Thursday, July 12, 2007

On the nature of work... or what's the relationship between Mozart, Parkinson, and agility?

Does more time lead to better work?
"I need an extension to submit my paper" Jane asks. "OK, but I can only give you one more day" Peter replies. "Well, if I had one more week, the quality of the paper will be significantly better..."
How many times have you heard similar conversations or have been part (on either side of the fence) in some similar debate. Not just for writing but any types of creative works. In today's continuous work environment and Web time, does more time lead to better work?

A positive answer to this question would seem to imply simply that one would spend more time on the tasks at hand, revising, researching, and improving it, now that one has more time... interesting. In Software Engineering there is a principle called (interestingly enough) Parkinson's law or principle that says (paraphrase) that total work tends to grow to fill the time allotted. This phenomenon, known for decades, and observed in many contexts and certainly in software, helps explain a lot of why software tends to be late, along with other human tasks... The rational for why the Parkinson's law applies so broadly has to do with human nature and also to the dynamics of human tasks and their non-linearlity. In particular the non-linearity of human inspirations (important). I believe that this principle is universal to any type of creative works.

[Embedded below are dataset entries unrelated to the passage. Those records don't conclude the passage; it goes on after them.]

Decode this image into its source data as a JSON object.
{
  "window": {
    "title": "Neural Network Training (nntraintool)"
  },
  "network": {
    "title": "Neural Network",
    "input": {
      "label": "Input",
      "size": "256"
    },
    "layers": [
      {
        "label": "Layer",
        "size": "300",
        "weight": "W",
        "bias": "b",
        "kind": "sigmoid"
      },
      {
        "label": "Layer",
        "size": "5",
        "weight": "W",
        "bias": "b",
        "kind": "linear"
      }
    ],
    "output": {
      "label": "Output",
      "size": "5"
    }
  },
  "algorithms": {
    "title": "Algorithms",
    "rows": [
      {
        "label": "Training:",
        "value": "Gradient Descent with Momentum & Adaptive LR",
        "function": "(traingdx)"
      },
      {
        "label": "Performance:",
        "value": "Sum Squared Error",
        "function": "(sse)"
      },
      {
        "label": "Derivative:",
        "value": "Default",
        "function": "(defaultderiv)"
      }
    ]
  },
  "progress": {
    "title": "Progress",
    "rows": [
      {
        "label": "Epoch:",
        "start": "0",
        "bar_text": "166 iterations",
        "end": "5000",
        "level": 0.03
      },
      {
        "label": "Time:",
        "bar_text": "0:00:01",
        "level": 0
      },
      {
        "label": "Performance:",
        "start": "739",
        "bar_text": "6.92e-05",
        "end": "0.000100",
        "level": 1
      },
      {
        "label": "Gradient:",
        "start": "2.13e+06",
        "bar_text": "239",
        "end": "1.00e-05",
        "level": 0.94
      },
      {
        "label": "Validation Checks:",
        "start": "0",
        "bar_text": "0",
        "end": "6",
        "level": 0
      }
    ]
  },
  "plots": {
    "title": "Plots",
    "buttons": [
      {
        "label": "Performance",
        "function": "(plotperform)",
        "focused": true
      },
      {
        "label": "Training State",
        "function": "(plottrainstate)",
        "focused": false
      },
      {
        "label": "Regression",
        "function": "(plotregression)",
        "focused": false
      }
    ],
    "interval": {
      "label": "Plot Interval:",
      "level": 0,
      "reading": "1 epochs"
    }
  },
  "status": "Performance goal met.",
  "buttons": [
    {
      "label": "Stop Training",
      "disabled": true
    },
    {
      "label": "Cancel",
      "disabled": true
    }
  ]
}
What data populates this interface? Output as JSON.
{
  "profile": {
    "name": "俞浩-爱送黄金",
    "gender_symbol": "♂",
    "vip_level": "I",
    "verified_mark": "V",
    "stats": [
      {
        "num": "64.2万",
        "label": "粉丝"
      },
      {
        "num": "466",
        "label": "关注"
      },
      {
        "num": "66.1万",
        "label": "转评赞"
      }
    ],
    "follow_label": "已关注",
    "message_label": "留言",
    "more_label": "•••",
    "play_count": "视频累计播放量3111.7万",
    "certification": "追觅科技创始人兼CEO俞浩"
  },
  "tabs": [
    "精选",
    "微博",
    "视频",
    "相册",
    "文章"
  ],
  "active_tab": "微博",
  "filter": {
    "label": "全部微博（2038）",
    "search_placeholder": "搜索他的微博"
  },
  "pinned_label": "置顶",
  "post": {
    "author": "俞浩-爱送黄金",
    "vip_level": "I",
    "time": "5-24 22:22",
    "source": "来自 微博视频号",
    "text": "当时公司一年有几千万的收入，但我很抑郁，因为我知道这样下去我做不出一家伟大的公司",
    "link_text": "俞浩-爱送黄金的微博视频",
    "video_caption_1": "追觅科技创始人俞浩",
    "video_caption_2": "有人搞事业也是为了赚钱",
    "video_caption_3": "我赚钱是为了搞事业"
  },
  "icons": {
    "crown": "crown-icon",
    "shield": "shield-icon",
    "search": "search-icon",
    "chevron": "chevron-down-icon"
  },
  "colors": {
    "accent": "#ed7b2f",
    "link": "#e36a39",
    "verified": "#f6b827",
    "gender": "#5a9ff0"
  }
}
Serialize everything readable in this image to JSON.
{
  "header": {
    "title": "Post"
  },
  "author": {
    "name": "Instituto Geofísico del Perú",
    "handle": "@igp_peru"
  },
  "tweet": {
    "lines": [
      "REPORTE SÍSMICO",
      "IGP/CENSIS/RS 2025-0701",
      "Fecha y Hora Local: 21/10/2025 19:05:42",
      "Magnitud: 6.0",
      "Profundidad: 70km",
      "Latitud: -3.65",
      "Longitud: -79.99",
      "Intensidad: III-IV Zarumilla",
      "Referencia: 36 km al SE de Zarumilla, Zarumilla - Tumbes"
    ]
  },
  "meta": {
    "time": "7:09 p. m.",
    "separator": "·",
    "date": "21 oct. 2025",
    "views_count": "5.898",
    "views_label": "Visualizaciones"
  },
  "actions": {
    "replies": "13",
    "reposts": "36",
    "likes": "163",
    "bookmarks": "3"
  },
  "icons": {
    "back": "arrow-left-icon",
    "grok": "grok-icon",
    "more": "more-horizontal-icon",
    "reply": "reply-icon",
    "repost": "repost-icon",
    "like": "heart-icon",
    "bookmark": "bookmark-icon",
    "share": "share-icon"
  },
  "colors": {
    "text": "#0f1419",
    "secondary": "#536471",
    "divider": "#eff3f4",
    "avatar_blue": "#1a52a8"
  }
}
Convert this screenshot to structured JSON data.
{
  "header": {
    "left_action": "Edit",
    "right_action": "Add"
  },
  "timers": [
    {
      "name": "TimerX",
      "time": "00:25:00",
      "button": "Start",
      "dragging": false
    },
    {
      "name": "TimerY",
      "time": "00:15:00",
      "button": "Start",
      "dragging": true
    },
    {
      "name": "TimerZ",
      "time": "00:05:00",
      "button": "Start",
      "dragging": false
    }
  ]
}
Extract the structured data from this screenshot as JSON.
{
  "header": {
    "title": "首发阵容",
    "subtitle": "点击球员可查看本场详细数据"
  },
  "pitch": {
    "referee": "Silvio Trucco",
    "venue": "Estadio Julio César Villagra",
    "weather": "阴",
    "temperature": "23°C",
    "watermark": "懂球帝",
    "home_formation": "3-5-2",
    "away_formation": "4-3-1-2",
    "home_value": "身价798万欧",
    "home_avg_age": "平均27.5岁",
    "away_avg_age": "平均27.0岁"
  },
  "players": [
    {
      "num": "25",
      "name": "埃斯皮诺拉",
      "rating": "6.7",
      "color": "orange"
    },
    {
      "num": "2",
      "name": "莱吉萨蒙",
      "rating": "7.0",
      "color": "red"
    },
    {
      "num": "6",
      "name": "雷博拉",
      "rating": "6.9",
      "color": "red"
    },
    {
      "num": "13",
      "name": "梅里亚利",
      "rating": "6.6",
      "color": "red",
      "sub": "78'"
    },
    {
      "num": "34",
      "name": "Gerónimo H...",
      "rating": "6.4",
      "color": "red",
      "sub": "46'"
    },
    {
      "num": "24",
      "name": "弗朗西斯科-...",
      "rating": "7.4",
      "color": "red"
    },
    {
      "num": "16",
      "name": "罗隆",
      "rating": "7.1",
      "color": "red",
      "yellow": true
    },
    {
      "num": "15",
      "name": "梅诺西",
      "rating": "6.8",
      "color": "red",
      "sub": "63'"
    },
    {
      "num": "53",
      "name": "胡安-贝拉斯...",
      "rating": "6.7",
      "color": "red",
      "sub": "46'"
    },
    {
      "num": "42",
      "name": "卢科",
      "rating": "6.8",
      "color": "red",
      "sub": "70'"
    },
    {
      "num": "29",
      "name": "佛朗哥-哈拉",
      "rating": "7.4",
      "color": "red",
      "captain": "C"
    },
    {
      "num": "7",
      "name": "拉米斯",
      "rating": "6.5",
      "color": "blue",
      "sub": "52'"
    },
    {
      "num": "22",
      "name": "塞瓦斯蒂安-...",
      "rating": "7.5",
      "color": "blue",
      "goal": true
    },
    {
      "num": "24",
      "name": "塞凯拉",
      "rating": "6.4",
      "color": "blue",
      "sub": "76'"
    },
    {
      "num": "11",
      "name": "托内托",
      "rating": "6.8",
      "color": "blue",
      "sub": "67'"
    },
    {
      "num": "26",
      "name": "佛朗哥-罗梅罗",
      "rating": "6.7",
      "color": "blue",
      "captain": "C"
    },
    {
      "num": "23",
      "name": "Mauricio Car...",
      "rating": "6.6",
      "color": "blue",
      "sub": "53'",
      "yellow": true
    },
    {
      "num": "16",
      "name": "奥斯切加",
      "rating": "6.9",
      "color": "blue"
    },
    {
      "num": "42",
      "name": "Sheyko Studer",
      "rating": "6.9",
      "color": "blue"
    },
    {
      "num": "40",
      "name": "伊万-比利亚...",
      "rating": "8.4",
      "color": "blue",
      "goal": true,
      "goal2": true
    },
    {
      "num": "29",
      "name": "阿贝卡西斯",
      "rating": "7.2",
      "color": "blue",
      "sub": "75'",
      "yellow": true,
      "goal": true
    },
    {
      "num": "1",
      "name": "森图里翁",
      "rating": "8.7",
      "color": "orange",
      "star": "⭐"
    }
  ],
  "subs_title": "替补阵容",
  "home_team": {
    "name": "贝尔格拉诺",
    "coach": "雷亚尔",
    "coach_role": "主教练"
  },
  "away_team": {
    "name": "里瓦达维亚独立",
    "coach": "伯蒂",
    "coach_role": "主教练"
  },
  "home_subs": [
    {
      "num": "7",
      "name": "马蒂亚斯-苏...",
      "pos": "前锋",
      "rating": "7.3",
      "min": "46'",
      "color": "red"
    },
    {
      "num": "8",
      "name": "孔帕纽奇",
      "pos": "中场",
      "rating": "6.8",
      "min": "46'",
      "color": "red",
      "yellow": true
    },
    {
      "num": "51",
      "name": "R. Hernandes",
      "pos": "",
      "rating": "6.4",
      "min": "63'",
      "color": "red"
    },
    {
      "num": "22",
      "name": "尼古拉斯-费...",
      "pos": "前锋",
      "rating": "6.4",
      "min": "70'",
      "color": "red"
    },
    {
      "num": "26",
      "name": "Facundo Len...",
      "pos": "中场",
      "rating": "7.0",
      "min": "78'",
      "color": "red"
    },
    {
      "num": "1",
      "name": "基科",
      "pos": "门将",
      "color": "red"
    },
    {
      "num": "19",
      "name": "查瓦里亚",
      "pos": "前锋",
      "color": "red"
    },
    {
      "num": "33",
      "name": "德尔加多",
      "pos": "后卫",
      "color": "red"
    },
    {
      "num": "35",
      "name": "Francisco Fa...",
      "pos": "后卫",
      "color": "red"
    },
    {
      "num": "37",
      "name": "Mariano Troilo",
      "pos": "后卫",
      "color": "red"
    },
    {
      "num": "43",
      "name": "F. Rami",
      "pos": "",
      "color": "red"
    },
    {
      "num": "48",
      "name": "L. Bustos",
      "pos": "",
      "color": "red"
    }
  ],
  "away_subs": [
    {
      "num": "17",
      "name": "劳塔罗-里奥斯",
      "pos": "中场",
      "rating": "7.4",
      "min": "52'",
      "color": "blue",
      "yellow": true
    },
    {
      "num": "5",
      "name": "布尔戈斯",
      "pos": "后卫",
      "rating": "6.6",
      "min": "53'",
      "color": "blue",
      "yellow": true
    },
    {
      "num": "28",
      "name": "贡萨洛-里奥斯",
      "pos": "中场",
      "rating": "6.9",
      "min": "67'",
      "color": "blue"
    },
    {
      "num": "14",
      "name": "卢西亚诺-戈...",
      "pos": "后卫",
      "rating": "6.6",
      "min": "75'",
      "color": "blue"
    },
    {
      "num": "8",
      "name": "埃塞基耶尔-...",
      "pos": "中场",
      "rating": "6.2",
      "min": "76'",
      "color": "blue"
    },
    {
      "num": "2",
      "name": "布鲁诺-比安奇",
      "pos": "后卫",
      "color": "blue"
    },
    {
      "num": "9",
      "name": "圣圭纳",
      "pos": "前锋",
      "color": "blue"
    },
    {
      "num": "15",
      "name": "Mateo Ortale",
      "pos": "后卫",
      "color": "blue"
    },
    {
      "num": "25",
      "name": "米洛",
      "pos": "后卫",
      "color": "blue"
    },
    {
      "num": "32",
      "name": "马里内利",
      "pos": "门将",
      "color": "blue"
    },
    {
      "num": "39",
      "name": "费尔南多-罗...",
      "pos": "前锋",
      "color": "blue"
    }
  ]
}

Now this may not be your case. However, for me, any deadline extensions means that I end up pushing some of the work later and address other top priority items now. Naturally, sometimes it could also mean that I spend more time on a given item and improve it's quality. However, in almost 90% of my tasks I am starting to be like (unfair comparison though more like an aspiration) Amadeus and deliver my tasks (papers, code, presentation, and so on) without much revisions---basically as they came to me.

Again, not to compare one with the genius of Mozart, aspiring to be like him though maybe a cool thing. We are all stretched thin and under pressure, so learning how to get things done the first time and also done well is a skill that can pay really big, though clearly also incurs a certain amount of risks that could cost dearly.

The agile software development movement solve this problem in a similar fashion while reducing the risks with delivering tasks without revisions and by reducing wastes. Essentially, in agile methodologies, iterations are an integral part of all tasks while early-and-often delivery is also a primary activity. Agile teams deliver their tasks quickly and revise them often while focusing on what is more important at the time by allowing the stakeholders to drive (i.e., direct the priorities) which help reduce efforts that are not important or potentially wasteful.

Can this approach be successfully applied to other human tasks? Is this a good thing? Are there alternatives that also allow one to remain competitive?

No comments: